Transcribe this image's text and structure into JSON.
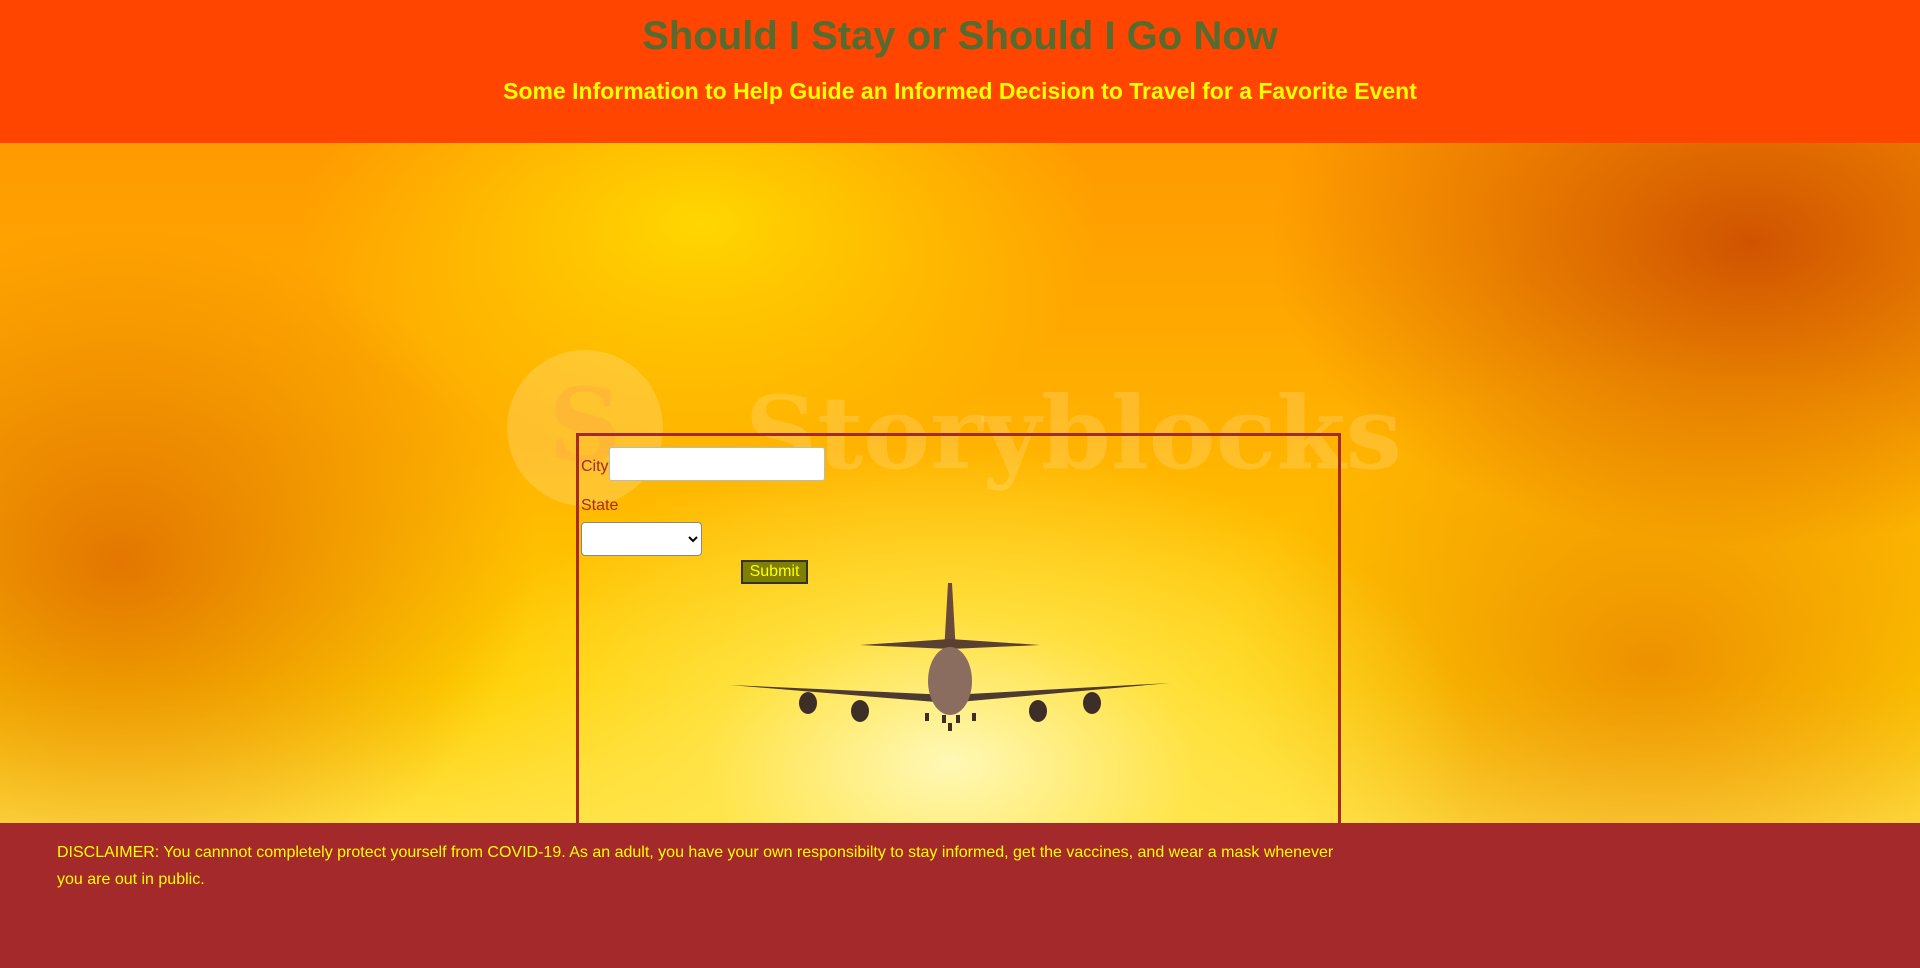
{
  "header": {
    "title": "Should I Stay or Should I Go Now",
    "subtitle": "Some Information to Help Guide an Informed Decision to Travel for a Favorite Event"
  },
  "hero": {
    "watermark_text": "Storyblocks"
  },
  "form": {
    "city_label": "City",
    "city_value": "",
    "state_label": "State",
    "state_selected": "",
    "submit_label": "Submit"
  },
  "footer": {
    "disclaimer": "DISCLAIMER: You cannnot completely protect yourself from COVID-19. As an adult, you have your own responsibilty to stay informed, get the vaccines, and wear a mask whenever you are out in public."
  },
  "colors": {
    "header_bg": "#ff4500",
    "title": "#556b2f",
    "subtitle": "#ffff00",
    "form_border": "#a52a2a",
    "submit_bg": "#808000",
    "footer_bg": "#a3292b"
  },
  "icons": {
    "watermark": "storyblocks-logo-icon",
    "plane": "airplane-icon",
    "select_arrow": "chevron-down-icon"
  }
}
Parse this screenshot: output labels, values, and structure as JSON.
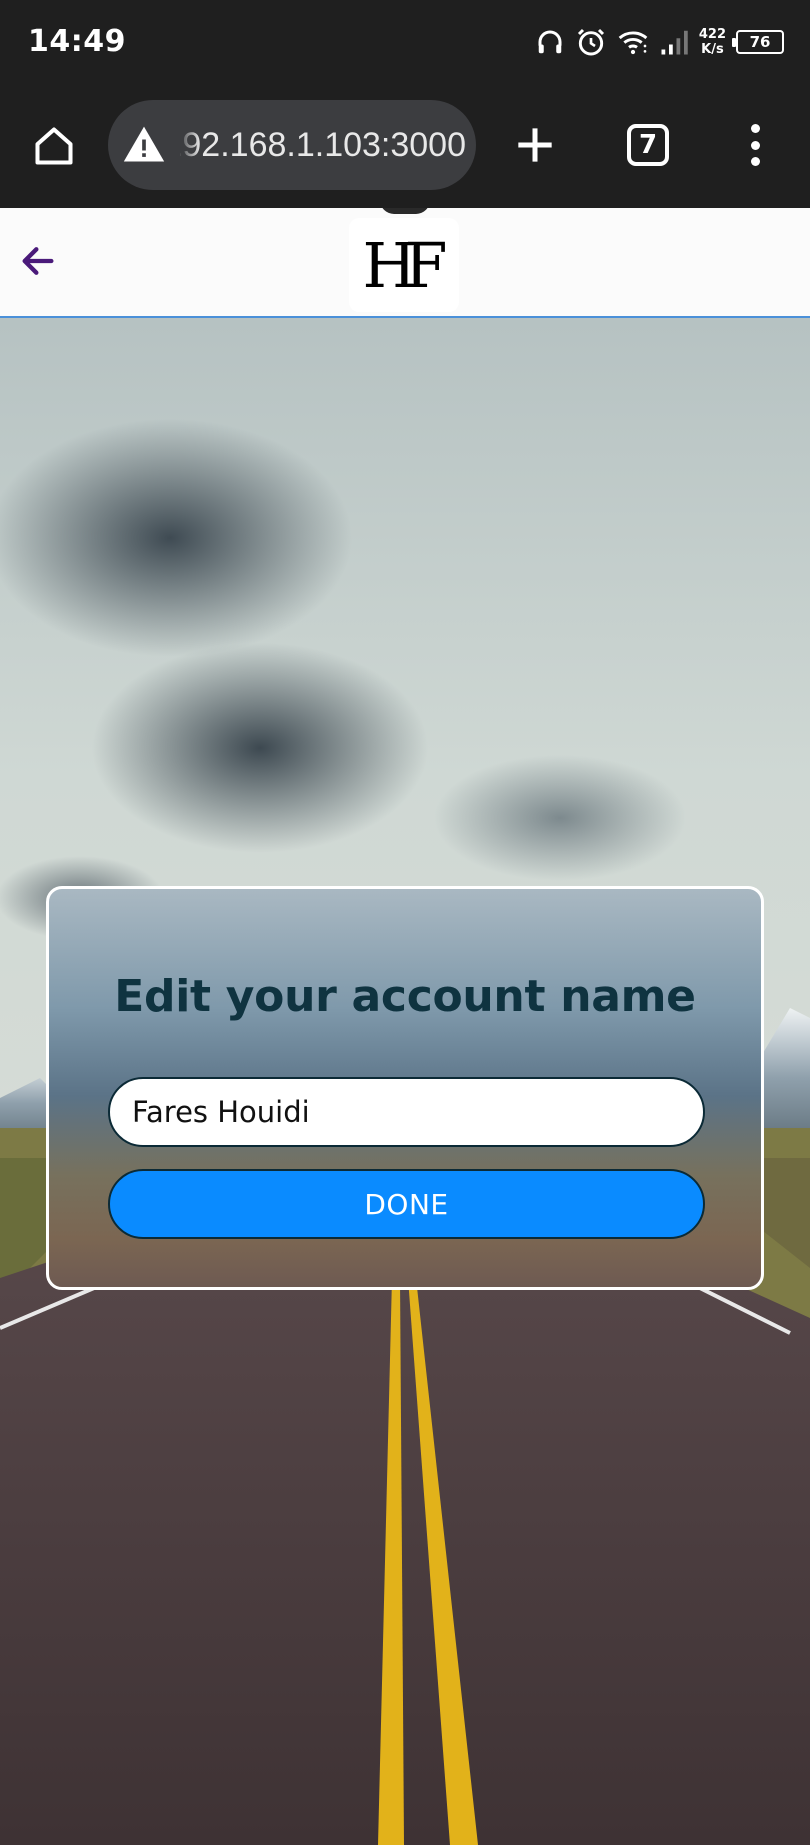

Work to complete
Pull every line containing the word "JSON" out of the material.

Task response
Transcribe this image's text and structure into JSON.
Parse this screenshot: output labels, values, and structure as JSON.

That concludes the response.